* [HOW TO COMPLETE THIS TASK]:
Return the following entries exactly, word for word.

********

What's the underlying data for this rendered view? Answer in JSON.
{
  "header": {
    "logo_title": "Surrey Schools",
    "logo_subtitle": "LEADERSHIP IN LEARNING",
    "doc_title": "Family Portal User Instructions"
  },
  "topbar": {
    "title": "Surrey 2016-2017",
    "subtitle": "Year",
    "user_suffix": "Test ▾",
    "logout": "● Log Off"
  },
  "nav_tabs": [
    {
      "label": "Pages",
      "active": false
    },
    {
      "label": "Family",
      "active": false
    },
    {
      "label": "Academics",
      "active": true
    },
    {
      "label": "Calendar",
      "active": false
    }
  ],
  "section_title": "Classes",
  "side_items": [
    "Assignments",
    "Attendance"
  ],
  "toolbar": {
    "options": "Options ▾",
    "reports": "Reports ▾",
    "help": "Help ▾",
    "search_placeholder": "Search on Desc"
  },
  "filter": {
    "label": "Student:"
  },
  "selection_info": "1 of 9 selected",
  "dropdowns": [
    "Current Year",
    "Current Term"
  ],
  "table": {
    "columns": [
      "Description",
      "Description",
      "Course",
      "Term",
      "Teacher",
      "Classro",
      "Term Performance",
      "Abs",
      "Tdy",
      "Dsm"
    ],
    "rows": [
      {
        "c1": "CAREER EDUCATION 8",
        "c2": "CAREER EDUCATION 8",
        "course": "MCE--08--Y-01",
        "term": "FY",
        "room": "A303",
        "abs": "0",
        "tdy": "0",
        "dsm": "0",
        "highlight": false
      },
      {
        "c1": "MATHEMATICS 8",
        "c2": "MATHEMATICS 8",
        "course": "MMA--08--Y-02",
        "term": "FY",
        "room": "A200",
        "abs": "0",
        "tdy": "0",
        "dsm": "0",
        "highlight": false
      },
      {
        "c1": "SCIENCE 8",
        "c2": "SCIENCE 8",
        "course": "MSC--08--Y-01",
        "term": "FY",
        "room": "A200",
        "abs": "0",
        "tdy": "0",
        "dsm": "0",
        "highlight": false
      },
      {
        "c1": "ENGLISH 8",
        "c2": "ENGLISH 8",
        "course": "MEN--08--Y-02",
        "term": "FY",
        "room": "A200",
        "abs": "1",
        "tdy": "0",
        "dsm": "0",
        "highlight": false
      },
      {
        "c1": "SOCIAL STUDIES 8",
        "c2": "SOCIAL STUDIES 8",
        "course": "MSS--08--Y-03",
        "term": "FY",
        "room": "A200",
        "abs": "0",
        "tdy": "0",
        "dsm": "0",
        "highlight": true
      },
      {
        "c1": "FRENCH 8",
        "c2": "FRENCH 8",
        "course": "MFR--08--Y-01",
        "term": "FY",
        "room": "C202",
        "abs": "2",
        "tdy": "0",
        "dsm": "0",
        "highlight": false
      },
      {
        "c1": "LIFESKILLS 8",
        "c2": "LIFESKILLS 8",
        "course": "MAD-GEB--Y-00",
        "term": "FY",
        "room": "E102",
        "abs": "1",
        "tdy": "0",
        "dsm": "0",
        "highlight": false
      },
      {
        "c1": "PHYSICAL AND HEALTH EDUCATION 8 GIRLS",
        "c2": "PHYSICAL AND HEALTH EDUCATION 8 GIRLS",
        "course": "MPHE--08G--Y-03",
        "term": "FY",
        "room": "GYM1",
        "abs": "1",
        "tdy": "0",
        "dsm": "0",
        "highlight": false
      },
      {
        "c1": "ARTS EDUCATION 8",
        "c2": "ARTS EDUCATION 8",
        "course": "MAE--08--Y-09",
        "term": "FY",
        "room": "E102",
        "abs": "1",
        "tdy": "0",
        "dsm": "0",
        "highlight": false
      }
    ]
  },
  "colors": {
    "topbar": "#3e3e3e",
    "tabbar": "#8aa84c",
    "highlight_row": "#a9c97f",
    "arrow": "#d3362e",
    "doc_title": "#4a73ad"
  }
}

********

* [ANSWER TO THIS PROBLEM]:
What's the underlying data for this rendered view? Answer in JSON.
{
  "header": {
    "logo_title": "Surrey Schools",
    "logo_subtitle": "LEADERSHIP IN LEARNING",
    "doc_title": "Family Portal User Instructions"
  },
  "topbar": {
    "title": "Surrey 2016-2017",
    "subtitle": "Year",
    "user_suffix": "Test ▾",
    "logout": "● Log Off"
  },
  "nav_tabs": [
    {
      "label": "Pages",
      "active": false
    },
    {
      "label": "Family",
      "active": false
    },
    {
      "label": "Academics",
      "active": true
    },
    {
      "label": "Calendar",
      "active": false
    }
  ],
  "section_title": "Classes",
  "side_items": [
    "Assignments",
    "Attendance"
  ],
  "toolbar": {
    "options": "Options ▾",
    "reports": "Reports ▾",
    "help": "Help ▾",
    "search_placeholder": "Search on Desc"
  },
  "filter": {
    "label": "Student:"
  },
  "selection_info": "1 of 9 selected",
  "dropdowns": [
    "Current Year",
    "Current Term"
  ],
  "table": {
    "columns": [
      "Description",
      "Description",
      "Course",
      "Term",
      "Teacher",
      "Classro",
      "Term Performance",
      "Abs",
      "Tdy",
      "Dsm"
    ],
    "rows": [
      {
        "c1": "CAREER EDUCATION 8",
        "c2": "CAREER EDUCATION 8",
        "course": "MCE--08--Y-01",
        "term": "FY",
        "room": "A303",
        "abs": "0",
        "tdy": "0",
        "dsm": "0",
        "highlight": false
      },
      {
        "c1": "MATHEMATICS 8",
        "c2": "MATHEMATICS 8",
        "course": "MMA--08--Y-02",
        "term": "FY",
        "room": "A200",
        "abs": "0",
        "tdy": "0",
        "dsm": "0",
        "highlight": false
      },
      {
        "c1": "SCIENCE 8",
        "c2": "SCIENCE 8",
        "course": "MSC--08--Y-01",
        "term": "FY",
        "room": "A200",
        "abs": "0",
        "tdy": "0",
        "dsm": "0",
        "highlight": false
      },
      {
        "c1": "ENGLISH 8",
        "c2": "ENGLISH 8",
        "course": "MEN--08--Y-02",
        "term": "FY",
        "room": "A200",
        "abs": "1",
        "tdy": "0",
        "dsm": "0",
        "highlight": false
      },
      {
        "c1": "SOCIAL STUDIES 8",
        "c2": "SOCIAL STUDIES 8",
        "course": "MSS--08--Y-03",
        "term": "FY",
        "room": "A200",
        "abs": "0",
        "tdy": "0",
        "dsm": "0",
        "highlight": true
      },
      {
        "c1": "FRENCH 8",
        "c2": "FRENCH 8",
        "course": "MFR--08--Y-01",
        "term": "FY",
        "room": "C202",
        "abs": "2",
        "tdy": "0",
        "dsm": "0",
        "highlight": false
      },
      {
        "c1": "LIFESKILLS 8",
        "c2": "LIFESKILLS 8",
        "course": "MAD-GEB--Y-00",
        "term": "FY",
        "room": "E102",
        "abs": "1",
        "tdy": "0",
        "dsm": "0",
        "highlight": false
      },
      {
        "c1": "PHYSICAL AND HEALTH EDUCATION 8 GIRLS",
        "c2": "PHYSICAL AND HEALTH EDUCATION 8 GIRLS",
        "course": "MPHE--08G--Y-03",
        "term": "FY",
        "room": "GYM1",
        "abs": "1",
        "tdy": "0",
        "dsm": "0",
        "highlight": false
      },
      {
        "c1": "ARTS EDUCATION 8",
        "c2": "ARTS EDUCATION 8",
        "course": "MAE--08--Y-09",
        "term": "FY",
        "room": "E102",
        "abs": "1",
        "tdy": "0",
        "dsm": "0",
        "highlight": false
      }
    ]
  },
  "colors": {
    "topbar": "#3e3e3e",
    "tabbar": "#8aa84c",
    "highlight_row": "#a9c97f",
    "arrow": "#d3362e",
    "doc_title": "#4a73ad"
  }
}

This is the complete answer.